What to do:
Pick out each line of the records that includes the string "device", and copy it.

>>>

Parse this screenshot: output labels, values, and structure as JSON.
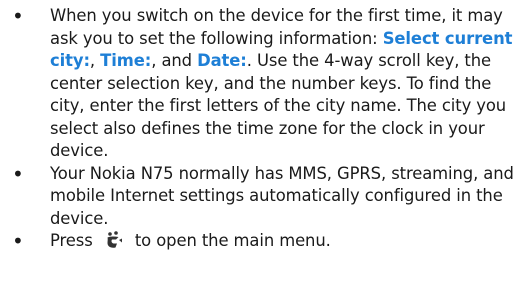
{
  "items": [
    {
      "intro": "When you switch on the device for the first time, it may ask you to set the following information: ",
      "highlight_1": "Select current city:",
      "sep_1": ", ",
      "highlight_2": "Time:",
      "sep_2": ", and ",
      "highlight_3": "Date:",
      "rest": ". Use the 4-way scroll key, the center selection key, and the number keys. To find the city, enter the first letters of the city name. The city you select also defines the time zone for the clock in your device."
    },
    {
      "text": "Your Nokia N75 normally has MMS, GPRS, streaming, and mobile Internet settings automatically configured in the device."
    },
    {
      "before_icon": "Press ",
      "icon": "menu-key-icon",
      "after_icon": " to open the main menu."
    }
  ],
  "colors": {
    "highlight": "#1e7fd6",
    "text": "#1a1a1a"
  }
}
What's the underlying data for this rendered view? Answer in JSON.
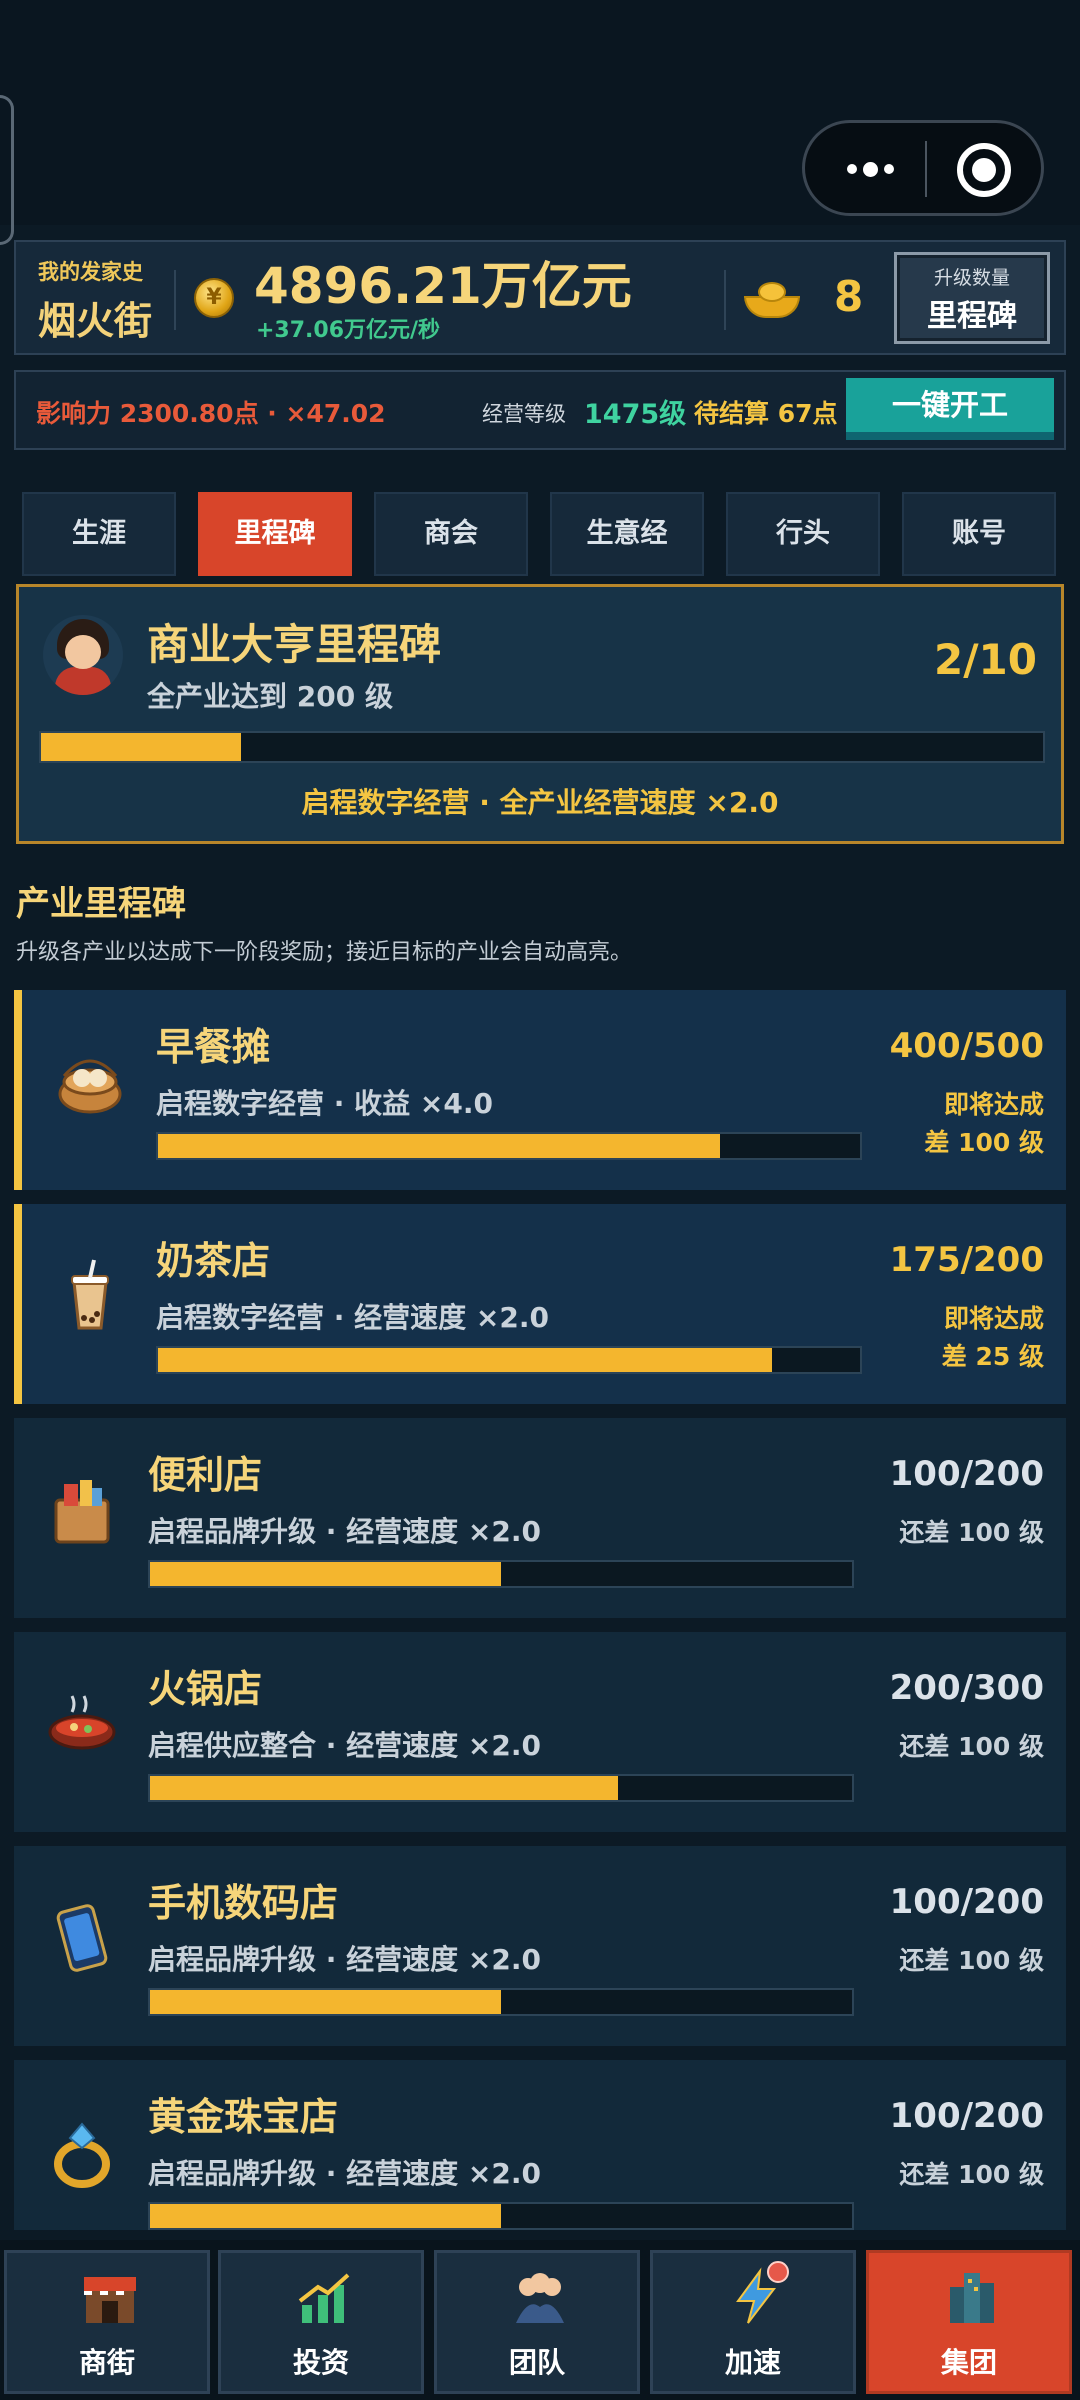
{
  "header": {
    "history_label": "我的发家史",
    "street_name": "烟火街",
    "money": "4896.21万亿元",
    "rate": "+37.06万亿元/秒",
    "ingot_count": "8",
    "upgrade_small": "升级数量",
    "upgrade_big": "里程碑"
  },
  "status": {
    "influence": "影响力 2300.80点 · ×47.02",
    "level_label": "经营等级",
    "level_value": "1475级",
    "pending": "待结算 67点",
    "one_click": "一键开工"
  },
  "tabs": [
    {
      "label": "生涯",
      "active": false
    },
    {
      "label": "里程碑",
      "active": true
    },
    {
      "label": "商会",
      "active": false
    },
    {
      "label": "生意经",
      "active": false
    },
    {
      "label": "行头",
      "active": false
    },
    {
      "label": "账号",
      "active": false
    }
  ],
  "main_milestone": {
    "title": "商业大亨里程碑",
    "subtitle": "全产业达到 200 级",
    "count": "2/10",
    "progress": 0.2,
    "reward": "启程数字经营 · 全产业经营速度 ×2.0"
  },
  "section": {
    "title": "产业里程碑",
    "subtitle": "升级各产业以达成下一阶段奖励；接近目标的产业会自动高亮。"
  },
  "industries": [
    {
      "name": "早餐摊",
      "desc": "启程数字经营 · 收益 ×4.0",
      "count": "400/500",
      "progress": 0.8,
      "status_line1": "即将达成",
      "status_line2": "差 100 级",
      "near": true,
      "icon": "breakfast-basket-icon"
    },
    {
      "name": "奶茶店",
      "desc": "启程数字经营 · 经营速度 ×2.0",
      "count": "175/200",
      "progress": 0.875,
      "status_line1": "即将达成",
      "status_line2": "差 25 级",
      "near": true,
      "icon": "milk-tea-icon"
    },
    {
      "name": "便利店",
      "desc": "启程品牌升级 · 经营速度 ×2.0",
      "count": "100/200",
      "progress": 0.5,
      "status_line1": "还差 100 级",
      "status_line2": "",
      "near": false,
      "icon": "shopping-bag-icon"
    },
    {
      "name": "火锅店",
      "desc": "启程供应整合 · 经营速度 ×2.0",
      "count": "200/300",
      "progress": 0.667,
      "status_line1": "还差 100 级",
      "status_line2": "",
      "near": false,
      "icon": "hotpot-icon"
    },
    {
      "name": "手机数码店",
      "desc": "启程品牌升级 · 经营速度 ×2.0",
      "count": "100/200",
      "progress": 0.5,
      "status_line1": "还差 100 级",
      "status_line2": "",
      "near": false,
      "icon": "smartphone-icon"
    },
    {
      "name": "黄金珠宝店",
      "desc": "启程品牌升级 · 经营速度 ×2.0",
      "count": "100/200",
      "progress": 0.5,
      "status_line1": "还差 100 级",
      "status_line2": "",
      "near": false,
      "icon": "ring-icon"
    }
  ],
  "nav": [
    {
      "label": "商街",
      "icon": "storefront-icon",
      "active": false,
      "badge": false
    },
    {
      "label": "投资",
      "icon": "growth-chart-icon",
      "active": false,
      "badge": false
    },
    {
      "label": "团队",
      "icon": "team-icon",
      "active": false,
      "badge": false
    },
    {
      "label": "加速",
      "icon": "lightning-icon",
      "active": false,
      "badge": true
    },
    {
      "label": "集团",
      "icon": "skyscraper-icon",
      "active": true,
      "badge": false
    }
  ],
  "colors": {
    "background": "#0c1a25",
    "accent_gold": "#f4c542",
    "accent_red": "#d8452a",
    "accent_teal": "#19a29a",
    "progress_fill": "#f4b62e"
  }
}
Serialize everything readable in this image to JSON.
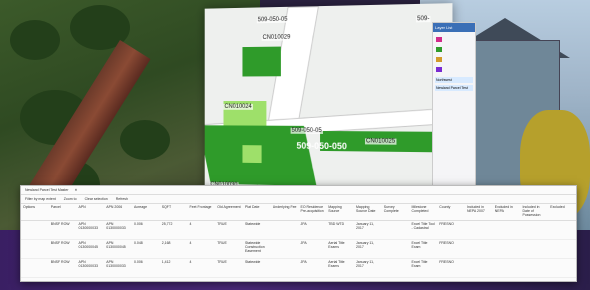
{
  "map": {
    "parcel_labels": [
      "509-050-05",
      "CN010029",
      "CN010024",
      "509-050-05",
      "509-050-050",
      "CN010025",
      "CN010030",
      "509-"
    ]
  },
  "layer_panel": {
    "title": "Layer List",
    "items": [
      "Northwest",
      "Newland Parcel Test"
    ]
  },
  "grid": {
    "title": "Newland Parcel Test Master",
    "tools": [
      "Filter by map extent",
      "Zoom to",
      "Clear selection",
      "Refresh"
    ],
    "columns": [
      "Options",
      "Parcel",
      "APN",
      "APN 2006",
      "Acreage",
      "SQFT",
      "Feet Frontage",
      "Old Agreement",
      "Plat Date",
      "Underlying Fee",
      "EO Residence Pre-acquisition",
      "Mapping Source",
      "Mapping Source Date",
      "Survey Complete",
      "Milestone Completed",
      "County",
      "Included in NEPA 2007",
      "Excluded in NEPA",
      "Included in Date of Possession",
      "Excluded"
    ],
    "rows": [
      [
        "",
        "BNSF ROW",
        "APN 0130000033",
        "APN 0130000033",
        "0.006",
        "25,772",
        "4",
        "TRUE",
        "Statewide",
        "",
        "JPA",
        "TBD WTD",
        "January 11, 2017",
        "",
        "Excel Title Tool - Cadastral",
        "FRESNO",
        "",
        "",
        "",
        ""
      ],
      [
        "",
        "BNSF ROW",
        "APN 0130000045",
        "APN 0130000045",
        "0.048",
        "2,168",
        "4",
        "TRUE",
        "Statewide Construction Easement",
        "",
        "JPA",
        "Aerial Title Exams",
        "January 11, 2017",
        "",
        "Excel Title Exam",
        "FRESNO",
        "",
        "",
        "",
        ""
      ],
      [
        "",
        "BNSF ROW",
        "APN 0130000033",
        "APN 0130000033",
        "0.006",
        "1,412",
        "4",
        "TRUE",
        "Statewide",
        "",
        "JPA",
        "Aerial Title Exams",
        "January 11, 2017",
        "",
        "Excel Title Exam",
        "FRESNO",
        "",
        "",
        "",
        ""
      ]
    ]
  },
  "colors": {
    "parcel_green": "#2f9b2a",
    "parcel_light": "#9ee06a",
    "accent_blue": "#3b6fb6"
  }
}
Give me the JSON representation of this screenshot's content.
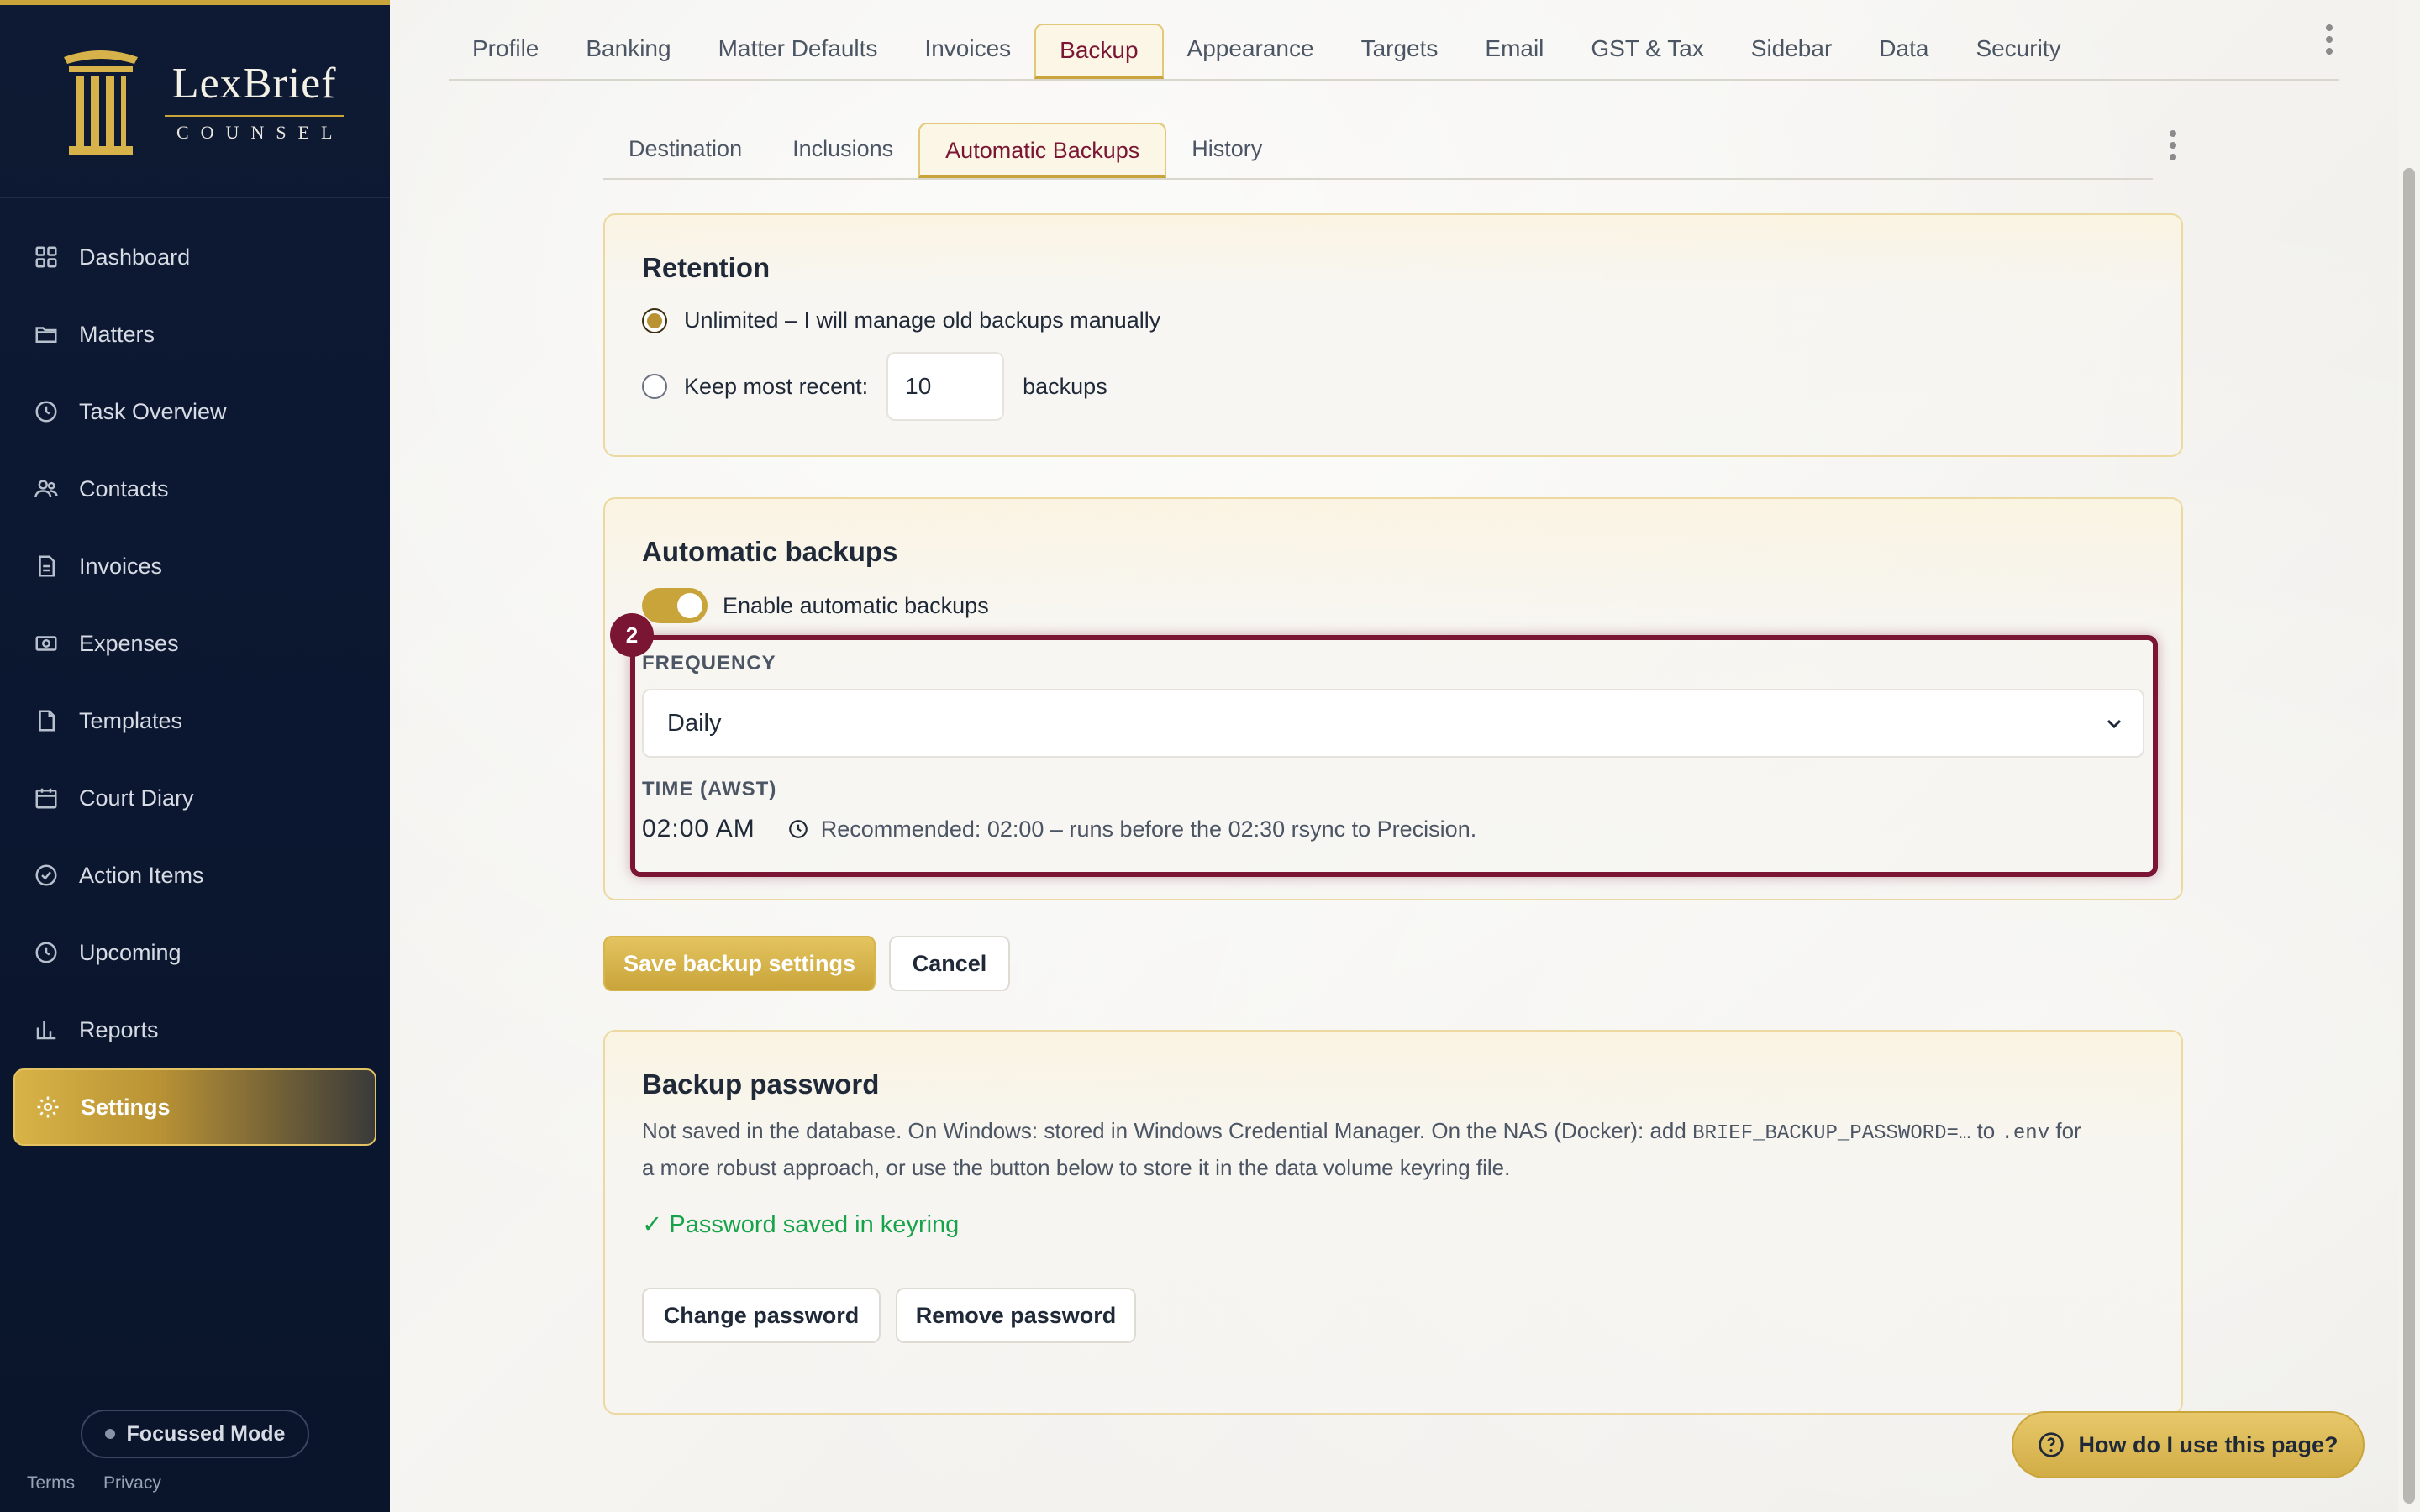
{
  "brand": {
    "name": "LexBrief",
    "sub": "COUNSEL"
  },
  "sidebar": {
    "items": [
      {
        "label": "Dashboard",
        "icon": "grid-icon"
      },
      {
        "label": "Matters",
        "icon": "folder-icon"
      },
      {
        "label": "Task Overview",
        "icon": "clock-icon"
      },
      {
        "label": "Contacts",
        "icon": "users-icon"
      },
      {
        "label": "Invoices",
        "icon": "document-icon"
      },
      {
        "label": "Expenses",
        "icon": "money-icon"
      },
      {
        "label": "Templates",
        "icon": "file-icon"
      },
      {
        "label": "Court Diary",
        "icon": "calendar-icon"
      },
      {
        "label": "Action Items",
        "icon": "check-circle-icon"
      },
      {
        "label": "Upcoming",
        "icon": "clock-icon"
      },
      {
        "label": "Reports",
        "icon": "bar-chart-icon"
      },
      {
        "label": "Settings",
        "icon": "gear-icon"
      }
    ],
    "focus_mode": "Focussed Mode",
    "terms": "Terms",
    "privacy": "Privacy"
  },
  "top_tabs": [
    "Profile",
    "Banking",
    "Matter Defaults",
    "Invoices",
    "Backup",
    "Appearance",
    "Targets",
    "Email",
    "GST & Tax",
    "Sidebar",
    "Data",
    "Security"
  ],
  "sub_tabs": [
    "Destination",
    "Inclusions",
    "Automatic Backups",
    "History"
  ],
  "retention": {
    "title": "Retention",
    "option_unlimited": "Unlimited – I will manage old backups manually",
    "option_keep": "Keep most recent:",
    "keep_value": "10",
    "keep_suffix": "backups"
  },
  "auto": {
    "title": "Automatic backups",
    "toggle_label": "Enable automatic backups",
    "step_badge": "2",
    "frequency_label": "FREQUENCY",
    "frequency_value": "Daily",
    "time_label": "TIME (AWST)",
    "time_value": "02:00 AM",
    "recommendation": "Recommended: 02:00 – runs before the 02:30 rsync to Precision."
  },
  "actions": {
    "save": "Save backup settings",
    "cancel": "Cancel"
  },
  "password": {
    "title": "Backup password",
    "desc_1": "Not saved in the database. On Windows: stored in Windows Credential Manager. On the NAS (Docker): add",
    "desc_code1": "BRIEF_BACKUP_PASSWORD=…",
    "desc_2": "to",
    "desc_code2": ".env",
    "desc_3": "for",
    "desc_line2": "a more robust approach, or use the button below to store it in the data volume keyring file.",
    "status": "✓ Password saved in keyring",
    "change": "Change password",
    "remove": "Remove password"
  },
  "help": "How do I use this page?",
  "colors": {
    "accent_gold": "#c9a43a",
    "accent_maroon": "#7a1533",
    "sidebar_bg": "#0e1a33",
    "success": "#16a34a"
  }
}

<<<

Written answer:
      "intro": "When you switch on the device for the first time, it may ask you to set the following information: ",
      "rest": ". Use the 4-way scroll key, the center selection key, and the number keys. To find the city, enter the first letters of the city name. The city you select also defines the time zone for the clock in your device."
      "text": "Your Nokia N75 normally has MMS, GPRS, streaming, and mobile Internet settings automatically configured in the device."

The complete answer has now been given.